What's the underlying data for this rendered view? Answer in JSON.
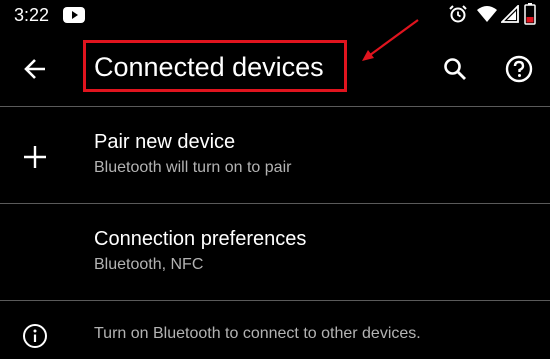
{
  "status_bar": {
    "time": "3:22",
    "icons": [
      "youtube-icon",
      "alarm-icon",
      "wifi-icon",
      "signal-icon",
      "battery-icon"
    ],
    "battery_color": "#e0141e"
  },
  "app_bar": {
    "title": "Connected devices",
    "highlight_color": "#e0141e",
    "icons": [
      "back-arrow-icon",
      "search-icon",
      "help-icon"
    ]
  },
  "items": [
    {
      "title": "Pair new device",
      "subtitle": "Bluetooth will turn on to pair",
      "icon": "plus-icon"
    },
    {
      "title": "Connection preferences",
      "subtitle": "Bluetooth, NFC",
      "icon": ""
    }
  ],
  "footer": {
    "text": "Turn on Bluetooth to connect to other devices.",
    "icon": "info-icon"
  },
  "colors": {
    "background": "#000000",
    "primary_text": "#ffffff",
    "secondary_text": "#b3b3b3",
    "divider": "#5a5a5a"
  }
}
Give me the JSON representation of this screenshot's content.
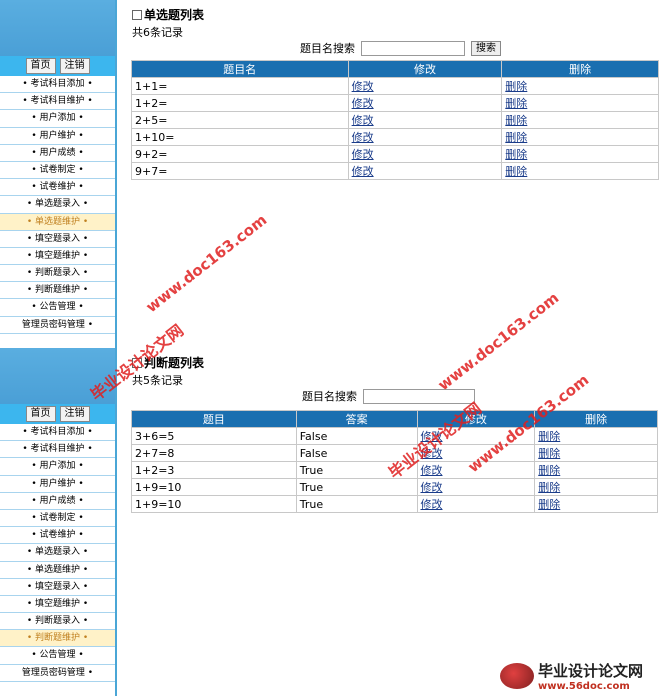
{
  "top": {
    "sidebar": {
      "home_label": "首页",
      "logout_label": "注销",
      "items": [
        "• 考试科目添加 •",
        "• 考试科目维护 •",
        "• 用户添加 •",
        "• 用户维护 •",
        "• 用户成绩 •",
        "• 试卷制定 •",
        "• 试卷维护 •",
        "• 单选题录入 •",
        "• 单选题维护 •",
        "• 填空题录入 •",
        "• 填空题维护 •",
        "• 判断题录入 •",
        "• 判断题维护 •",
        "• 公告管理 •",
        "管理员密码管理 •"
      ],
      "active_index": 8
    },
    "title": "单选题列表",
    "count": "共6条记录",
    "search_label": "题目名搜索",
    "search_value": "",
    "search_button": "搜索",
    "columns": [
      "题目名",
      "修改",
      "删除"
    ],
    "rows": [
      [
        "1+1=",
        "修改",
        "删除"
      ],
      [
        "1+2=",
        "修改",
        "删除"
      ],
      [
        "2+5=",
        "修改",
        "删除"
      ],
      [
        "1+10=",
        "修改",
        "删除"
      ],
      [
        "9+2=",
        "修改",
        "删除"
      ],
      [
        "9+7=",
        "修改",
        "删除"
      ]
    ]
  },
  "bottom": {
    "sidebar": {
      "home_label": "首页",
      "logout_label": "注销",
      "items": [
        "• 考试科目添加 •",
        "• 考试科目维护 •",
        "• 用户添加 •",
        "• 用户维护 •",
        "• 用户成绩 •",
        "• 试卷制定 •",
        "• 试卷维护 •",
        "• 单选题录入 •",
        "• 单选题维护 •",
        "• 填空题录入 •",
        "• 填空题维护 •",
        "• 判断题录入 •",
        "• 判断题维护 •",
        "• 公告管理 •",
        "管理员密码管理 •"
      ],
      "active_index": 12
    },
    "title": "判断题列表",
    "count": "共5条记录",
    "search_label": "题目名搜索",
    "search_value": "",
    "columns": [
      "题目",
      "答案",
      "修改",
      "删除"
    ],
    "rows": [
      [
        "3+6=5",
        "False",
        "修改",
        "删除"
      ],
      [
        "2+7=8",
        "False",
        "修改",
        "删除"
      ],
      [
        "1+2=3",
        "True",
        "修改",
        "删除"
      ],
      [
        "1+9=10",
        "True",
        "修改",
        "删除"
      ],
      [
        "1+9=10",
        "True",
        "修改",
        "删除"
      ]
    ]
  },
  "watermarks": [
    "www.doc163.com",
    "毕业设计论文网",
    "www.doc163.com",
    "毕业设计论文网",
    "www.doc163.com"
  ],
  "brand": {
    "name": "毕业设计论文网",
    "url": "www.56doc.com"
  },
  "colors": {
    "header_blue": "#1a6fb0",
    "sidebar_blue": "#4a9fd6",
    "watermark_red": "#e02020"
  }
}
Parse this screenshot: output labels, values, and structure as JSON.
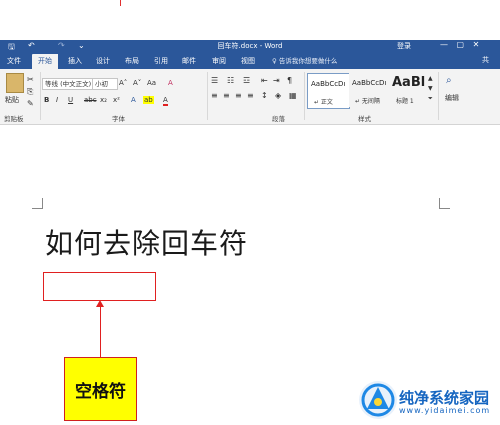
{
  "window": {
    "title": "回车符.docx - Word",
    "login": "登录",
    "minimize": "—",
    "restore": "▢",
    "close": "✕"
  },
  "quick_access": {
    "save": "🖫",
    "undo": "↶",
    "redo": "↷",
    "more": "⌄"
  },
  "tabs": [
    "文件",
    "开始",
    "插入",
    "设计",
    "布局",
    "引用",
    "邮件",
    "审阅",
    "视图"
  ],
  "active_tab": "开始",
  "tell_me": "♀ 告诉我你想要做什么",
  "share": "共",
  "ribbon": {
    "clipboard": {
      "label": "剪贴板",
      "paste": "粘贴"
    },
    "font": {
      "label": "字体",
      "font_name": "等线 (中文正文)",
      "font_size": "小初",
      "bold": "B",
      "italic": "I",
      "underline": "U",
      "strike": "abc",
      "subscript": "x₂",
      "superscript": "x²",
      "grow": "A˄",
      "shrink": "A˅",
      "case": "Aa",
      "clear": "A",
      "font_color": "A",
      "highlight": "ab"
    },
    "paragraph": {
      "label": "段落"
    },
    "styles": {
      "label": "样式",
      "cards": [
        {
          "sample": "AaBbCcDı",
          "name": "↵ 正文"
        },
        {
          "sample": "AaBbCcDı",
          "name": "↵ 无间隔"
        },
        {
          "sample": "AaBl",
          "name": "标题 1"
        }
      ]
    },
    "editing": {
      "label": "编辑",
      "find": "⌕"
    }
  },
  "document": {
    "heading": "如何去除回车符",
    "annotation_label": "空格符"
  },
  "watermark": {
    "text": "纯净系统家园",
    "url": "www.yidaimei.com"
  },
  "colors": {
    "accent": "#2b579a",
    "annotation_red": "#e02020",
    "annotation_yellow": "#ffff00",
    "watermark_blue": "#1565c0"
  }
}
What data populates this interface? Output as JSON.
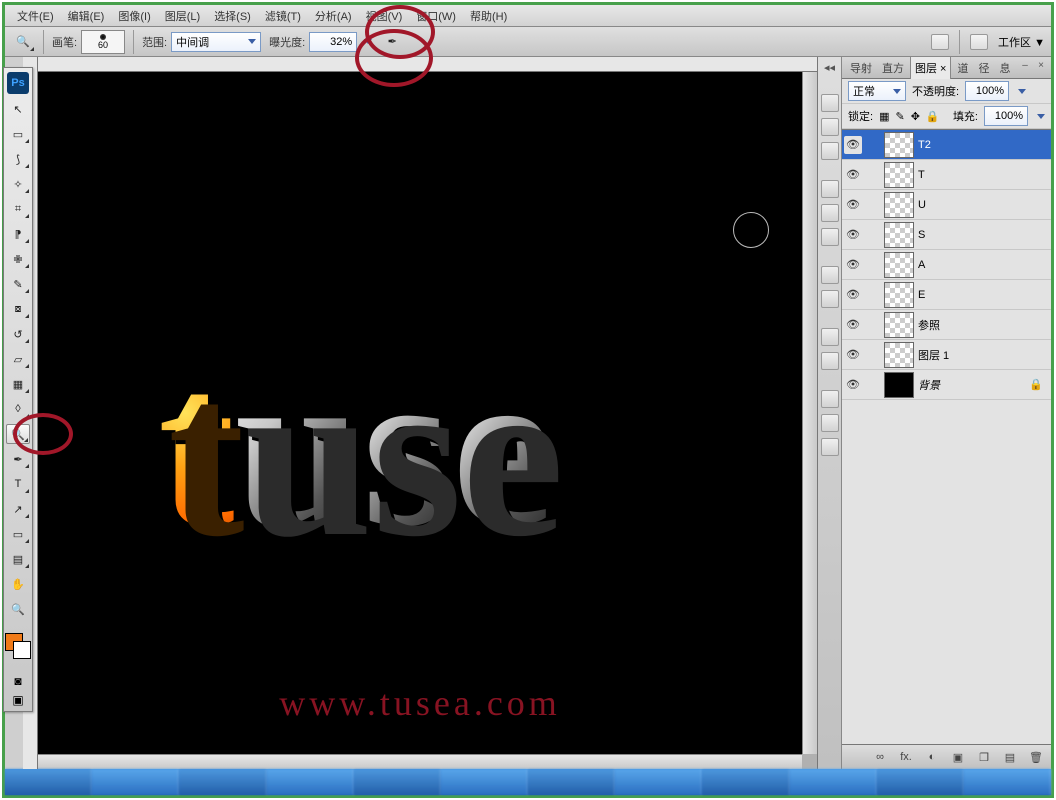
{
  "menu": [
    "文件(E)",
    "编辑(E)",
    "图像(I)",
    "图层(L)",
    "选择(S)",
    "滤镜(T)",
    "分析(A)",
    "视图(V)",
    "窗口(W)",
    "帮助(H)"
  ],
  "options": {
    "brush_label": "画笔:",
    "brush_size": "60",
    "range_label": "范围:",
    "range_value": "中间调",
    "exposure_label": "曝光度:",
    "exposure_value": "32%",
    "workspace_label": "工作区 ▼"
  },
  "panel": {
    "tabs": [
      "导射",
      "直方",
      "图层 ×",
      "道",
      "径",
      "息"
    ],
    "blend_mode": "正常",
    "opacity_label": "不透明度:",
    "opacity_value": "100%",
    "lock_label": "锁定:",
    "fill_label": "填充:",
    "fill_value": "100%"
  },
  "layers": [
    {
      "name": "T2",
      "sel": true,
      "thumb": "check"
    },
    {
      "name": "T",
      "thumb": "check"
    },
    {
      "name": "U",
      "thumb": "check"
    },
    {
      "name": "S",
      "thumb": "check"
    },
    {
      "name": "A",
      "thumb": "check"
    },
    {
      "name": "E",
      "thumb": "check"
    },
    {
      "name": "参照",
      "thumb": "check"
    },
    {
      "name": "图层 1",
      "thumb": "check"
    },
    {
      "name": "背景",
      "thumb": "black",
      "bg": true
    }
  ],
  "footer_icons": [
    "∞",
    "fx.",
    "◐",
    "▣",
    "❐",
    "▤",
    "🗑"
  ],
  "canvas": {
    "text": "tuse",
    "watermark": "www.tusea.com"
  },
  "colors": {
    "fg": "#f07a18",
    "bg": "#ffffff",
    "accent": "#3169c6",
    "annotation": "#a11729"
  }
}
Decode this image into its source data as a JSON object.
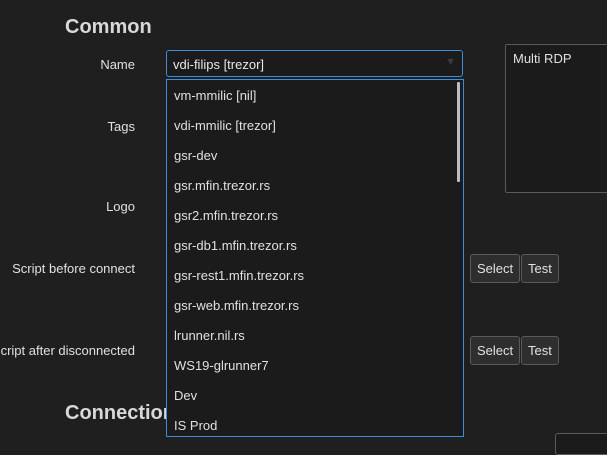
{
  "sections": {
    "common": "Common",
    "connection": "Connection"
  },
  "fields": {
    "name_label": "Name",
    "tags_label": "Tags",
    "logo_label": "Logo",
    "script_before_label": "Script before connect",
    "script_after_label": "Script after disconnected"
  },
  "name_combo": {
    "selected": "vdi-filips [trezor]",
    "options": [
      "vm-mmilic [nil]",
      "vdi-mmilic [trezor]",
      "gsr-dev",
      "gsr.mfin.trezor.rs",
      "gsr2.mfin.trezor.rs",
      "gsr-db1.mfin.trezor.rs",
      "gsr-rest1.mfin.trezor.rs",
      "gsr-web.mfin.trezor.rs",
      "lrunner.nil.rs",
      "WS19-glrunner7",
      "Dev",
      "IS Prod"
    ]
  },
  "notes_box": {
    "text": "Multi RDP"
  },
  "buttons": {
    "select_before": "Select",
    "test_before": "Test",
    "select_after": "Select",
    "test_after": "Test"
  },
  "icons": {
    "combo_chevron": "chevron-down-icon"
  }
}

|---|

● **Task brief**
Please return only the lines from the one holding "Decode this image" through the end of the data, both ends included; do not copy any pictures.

● **Exercise result**
Decode this image into its source data as a JSON object.
{
  "sections": {
    "common": "Common",
    "connection": "Connection"
  },
  "fields": {
    "name_label": "Name",
    "tags_label": "Tags",
    "logo_label": "Logo",
    "script_before_label": "Script before connect",
    "script_after_label": "Script after disconnected"
  },
  "name_combo": {
    "selected": "vdi-filips [trezor]",
    "options": [
      "vm-mmilic [nil]",
      "vdi-mmilic [trezor]",
      "gsr-dev",
      "gsr.mfin.trezor.rs",
      "gsr2.mfin.trezor.rs",
      "gsr-db1.mfin.trezor.rs",
      "gsr-rest1.mfin.trezor.rs",
      "gsr-web.mfin.trezor.rs",
      "lrunner.nil.rs",
      "WS19-glrunner7",
      "Dev",
      "IS Prod"
    ]
  },
  "notes_box": {
    "text": "Multi RDP"
  },
  "buttons": {
    "select_before": "Select",
    "test_before": "Test",
    "select_after": "Select",
    "test_after": "Test"
  },
  "icons": {
    "combo_chevron": "chevron-down-icon"
  }
}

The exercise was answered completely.